■ **What is needed**
Whenever the word "labels" appears in a line of the data below, copy that line.

■ ■ ■

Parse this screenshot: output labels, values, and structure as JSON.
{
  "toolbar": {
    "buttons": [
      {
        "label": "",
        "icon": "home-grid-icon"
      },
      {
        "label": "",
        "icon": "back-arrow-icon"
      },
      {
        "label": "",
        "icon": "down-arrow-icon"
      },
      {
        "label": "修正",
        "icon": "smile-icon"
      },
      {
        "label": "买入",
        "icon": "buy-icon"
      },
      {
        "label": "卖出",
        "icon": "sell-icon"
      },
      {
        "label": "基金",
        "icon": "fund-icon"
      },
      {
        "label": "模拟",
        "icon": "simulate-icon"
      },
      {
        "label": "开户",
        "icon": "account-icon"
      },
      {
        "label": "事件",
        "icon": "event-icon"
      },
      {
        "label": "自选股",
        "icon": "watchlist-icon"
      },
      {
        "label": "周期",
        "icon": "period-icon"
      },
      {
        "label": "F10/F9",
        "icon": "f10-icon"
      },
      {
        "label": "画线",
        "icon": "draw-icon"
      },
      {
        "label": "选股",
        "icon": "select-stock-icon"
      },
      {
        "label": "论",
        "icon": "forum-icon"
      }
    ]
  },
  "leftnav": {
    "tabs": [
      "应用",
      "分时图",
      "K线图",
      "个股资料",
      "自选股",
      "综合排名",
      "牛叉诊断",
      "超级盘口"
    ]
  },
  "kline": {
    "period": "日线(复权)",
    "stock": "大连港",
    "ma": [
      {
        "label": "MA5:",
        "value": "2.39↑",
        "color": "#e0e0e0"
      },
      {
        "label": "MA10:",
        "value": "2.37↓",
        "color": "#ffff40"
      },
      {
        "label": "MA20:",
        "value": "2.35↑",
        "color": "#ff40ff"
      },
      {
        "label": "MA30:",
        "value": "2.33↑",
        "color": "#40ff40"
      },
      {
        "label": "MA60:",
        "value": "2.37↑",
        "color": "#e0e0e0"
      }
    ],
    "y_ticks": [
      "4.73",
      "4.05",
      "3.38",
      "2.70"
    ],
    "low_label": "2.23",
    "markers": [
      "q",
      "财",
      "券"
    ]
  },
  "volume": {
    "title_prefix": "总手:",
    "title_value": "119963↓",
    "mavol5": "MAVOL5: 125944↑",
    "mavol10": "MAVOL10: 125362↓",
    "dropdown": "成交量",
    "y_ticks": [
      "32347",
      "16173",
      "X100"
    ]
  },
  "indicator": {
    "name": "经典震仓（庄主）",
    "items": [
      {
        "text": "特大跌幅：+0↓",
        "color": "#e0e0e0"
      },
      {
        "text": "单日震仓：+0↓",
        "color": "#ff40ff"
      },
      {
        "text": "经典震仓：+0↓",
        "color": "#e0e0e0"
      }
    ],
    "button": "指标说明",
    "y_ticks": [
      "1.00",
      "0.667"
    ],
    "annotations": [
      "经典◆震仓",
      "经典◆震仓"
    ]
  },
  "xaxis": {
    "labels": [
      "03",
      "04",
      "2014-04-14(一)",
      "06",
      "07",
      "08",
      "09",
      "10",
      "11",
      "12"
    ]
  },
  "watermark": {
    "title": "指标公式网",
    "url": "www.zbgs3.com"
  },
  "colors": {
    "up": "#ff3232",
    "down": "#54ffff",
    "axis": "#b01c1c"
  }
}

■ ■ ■

■ **Response to this exercise**
Parse this screenshot: output labels, values, and structure as JSON.
    "labels": [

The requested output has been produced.